Although the present invention has been described with reference to a gas turbine engine in which the axes of the combustion chambers 33 are generally perpendicular to the longitudinal axis of the engine, it will be appreciated that this is not essential and that combustion chamber axes could be incident to the longitudinal axis of the engine at some other angle.

Patent Citations
Cited PatentFiling datePublication dateApplicantTitle
US2778192 *Oct 22, 1953Jan 22, 1957Westinghouse Electric CorpCombustor basket structure
US3228190 *Aug 6, 1963Jan 11, 1966Power Jets Res & Dev LtdGas turbine plant
US3740948 *Apr 8, 1971Jun 26, 1973Cav LtdHot gas generator employing rotary turbine
US4129985 *Nov 9, 1976Dec 19, 1978Kawasaki Jukogyo Kabushiki KaishaCombustor device of gas turbine engine
US4130989 *Aug 31, 1977Dec 26, 1978Wirth Richard EAutomotive turbine engine
US4382359 *Jan 27, 1981May 10, 1983Sampayo Eduardo AGas turbine engine
US4458481 *Mar 15, 1982Jul 10, 1984Brown Boveri Turbomachinery, Inc.Combustor for regenerative open cycle gas turbine system
US4573315 *May 15, 1984Mar 4, 1986A/S Kongsberg VapenfabrikkLow pressure loss, convectively gas-cooled inlet manifold for high temperature radial turbine
US4813228 *Dec 11, 1987Mar 21, 1989Mtu Motoren-Und Turbinen-Union Munchen GmbhGas turbine
GB1477648A * Title not available
GB1533176A * Title not available
Referenced by
Citing PatentFiling datePublication dateApplicantTitle
US5353586 *Jan 6, 1992Oct 11, 1994Rolls-Royce PlcFor a gas turbine engine
US5572863 *Jun 21, 1995Nov 12, 1996Rolls-Royce PlcResilient annular mounting member for a transition duct of a combustion chamber
US6094916 *Jul 8, 1998Aug 1, 2000Allison Engine CompanyDry low oxides of nitrogen lean premix module for industrial gas turbine engines
US6148604 *Jun 21, 1999Nov 21, 2000Rolls-Royce PlcCombustion chamber assembly having a transition duct damping member
US6438936May 16, 2000Aug 27, 2002Elliott Energy Systems, Inc.Recuperator for use with turbine/turbo-alternator
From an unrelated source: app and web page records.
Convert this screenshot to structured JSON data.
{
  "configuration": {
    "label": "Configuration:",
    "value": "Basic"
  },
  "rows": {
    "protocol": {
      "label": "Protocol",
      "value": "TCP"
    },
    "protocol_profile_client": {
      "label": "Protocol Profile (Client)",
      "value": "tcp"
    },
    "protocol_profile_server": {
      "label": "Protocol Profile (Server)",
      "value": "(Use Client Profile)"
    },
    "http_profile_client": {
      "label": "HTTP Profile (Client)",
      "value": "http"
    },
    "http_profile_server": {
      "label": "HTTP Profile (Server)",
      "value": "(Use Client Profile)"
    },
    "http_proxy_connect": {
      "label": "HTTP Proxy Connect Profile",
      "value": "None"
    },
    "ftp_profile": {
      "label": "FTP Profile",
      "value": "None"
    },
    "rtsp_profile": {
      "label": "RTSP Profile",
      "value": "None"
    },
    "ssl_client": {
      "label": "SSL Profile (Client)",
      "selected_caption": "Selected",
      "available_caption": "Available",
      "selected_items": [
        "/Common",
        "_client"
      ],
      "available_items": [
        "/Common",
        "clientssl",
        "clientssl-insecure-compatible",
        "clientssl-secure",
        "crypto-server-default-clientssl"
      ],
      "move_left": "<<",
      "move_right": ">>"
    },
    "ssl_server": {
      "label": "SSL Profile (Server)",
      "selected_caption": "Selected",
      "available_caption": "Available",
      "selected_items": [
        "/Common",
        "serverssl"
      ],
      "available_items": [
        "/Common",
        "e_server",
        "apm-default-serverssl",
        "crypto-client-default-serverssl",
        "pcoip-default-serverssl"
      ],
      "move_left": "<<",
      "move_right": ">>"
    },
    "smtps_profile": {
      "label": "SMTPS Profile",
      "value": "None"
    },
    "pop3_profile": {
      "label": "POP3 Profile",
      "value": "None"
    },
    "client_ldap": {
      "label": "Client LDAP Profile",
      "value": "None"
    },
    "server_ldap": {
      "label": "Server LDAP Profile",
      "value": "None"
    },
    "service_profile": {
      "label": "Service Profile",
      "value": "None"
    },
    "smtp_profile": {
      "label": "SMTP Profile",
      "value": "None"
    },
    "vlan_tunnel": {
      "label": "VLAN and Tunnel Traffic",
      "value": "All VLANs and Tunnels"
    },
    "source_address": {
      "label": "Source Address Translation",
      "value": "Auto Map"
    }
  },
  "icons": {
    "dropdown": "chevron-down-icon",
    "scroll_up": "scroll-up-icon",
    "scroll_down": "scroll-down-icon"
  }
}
US6609362 *Jul 13, 2001Aug 26, 2003Pratt & Whitney Canada Corp.Apparatus for adjusting combustor cycle
US6745571Apr 24, 2003Jun 8, 2004Pratt & Whitney Canada Corp.Method of combustor cycle airflow adjustment
US6837419Aug 22, 2001Jan 4, 2005Elliott Energy Systems, Inc.Recuperator for use with turbine/turbo-alternator
US7559203Sep 16, 2005Jul 14, 2009Pratt & Whitney Canada Corp.Cooled support boss for a combustor in a gas turbine engine
US7571611 *Apr 24, 2006Aug 11, 2009General Electric CompanyMethods and system for reducing pressure losses in gas turbine engines
US8122727 *Nov 5, 2009Feb 28, 2012United Technologies CorporationCompliant metal support for ceramic combustor liner in a gas turbine engine
CN101063422BApr 24, 2007Jan 11, 2012通用电气公司Methods and system for reducing pressure losses in gas turbine engines
Classifications
U.S. Classification60/39.37, 60/39.511
International ClassificationF23R3/60, F02C3/14, F02C7/20, F02C7/08
Cooperative ClassificationF02C7/08, F02C3/14, F23R3/60
European ClassificationF02C3/14, F02C7/08, F23R3/60
Legal Events
DateCodeEventDescription
Jul 23, 2003FPAYFee payment
Year of fee payment: 12
Jul 14, 1999FPAYFee payment
Year of fee payment: 8
Jul 11, 1995FPAYFee payment
Year of fee payment: 4
Oct 7, 1991ASAssignment
Owner name: ROLLS-ROYCE PLC, A BRITISH COMPANY
Free format text: ASSIGNMENT OF ASSIGNORS INTEREST.;ASSIGNORS:TODMAN, MICHAEL T.;JAMES, SIMON A.;PARKER, MICHAEL L.;REEL/FRAME:005864/0250;SIGNING DATES FROM 19900418 TO 19900419